Syndie Savant Estey McLoughlin's CTD Plans
Coming up with first-run syndicated shows with staying power is one of the hardest jobs in television, and Hilary Estey McLoughlin may be as good at it as anybody in the business.
During her 27 years at Warner Bros.’ Telepictures Productions — the last seven as president — she had a hand in creating and overseeing such winners as Ellen, Extra, Judge Mathis, The People's Court and TMZ. She was also deeply involved in the development and launch of The Rosie O’Donnell Show, on which she served as executive producer for two seasons.
Last October, Estey McLoughlin made the leap to rival CBS Television Distribution as president of creative affairs. She now oversees CTD's large portfolio of franchise shows like Judge Judy, Dr. Phil and Entertainment Tonight, while looking for the next one.
In this interview with TVNewsCheck Contributing Editor Kevin Downey, Estey McLoughlin talks about working for a company with a station launch group in the corporate family, finding new shows within old shows, partnering with broadcasters and the benefits of testing.
An edited transcript:
How is your transition from Warner Bros. to CBS Television Distribution going?
So far, it has been a very positive experience. I’m excited to be working with a station group [CBS Television Stations], which I didn’t have the opportunity to do at Warner Bros.
That’s a great platform, given that it has CBS stations and duopolies. The duopolies present an opportunity for other types of programming.
In addition, we have giant, hit shows that have been around for a long time. That presents an opportunity to not only reinvent those brands, but also to create other brands off of those. That is something I’ve been thinking about a lot.
Are you saying you’re going to spin off new shows from Dr. Phil and other CTD shows?
I think Dr. Phil is a good platform. The Doctors has multiple hosts so that’s a potential platform to try out talent in new concepts. I think Arsenio Hall can be used to build up talent and to test out new ideas. Rachael Ray is a good platform to find experts. She has used co-hosts, too.
Entertainment Tonight and even The Insider might be good platforms to test out talent, ideas and new concepts.
Long-time Entertainment Tonight producer Linda Bell Blue is leaving the show to oversee Entertainment Tonight Studios. Will ET Studios produce some of those spinoffs?
We’re expanding the ET brand in different ways to reach viewers. We’re doing specials with OWN, TV Guide Network and other networks. They may be ET-branded shows or spinoffs of ET.

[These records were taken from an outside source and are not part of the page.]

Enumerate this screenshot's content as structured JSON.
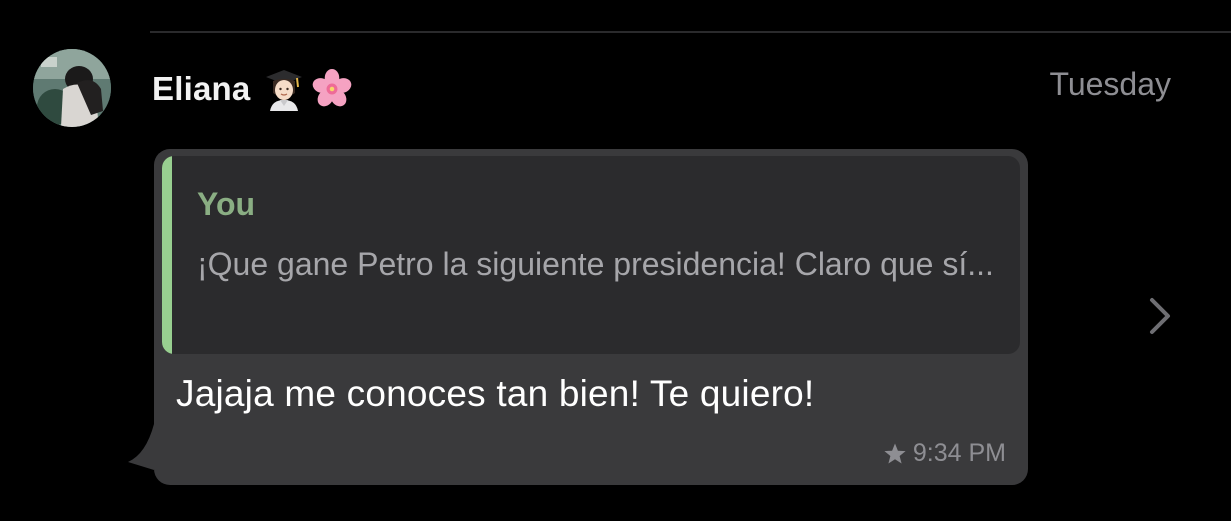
{
  "thread": {
    "sender_name": "Eliana",
    "sender_emojis": [
      "graduate-woman-emoji",
      "cherry-blossom-emoji"
    ],
    "day": "Tuesday"
  },
  "message": {
    "quote_author": "You",
    "quote_text": "¡Que gane Petro la siguiente presidencia! Claro que sí...",
    "text": "Jajaja me conoces tan bien! Te quiero!",
    "time": "9:34 PM",
    "starred": true
  },
  "icons": {
    "star": "star-icon",
    "chevron": "chevron-right-icon"
  },
  "colors": {
    "background": "#000000",
    "bubble": "#3a3a3c",
    "quote_background": "#2b2b2d",
    "quote_accent": "#98cf90",
    "quote_author": "#8aae83",
    "secondary_text": "#8e8e93"
  }
}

What else are you thinking about?
I’d like to try some tests. I’m a fan of getting to know what a show is and how it works. You then have something that is more viable for the marketplace. I’d like to do that with the CBS stations and other groups.
CBS has partnered with Tribune on a few shows: Arsenio, The Test and the ongoing test of Serch. How come?
Stations are eager to get into the programming business because they want to control their own fate. They want to have a hand in the creation of their shows.
There’s a risk involved. There’s a financial cost. But, the idea is that currently they are spending a lot of money on [syndicated] shows, but they don’t own those shows or benefit from them in the long term.
If they are going to be in the programming business, they have to have a plan. It’s harder than it looks. The financial models can go south very fast.
The good news about partnerships is that the stations are much more engaged in a show. They are invested in it, so they are much more involved in promoting the shows.
It’s something we are interested in doing, to figure out if there are models that work. We have a great relationship with Tribune and we’re looking to doing more [partnerships] with them in 2014 and 2015.
TV stations are reaping a fortune in retransmission content fees. Is some of that money coming to syndicators in the form of higher license fees?
I don’t see money pouring in. If anything, stations are trying to pay less for shows. They have P&Ls and bottom lines that they have to pay attention to, too.
I don’t see license fees returning to the days of Oprah Winfrey.
The consolidation of station groups gives them a lot of leverage. If you want to get on a great station group, now it’s do or die sometimes.
The retrans money should help, though, because it gives stations the confidence that they have a steady revenue stream. But I’m not sure where they are going to spend those dollars.
The ABC O&Os will have a big hole to fill because Katie is ending its brief run at the end of this season. Is CTD developing a show for that spot?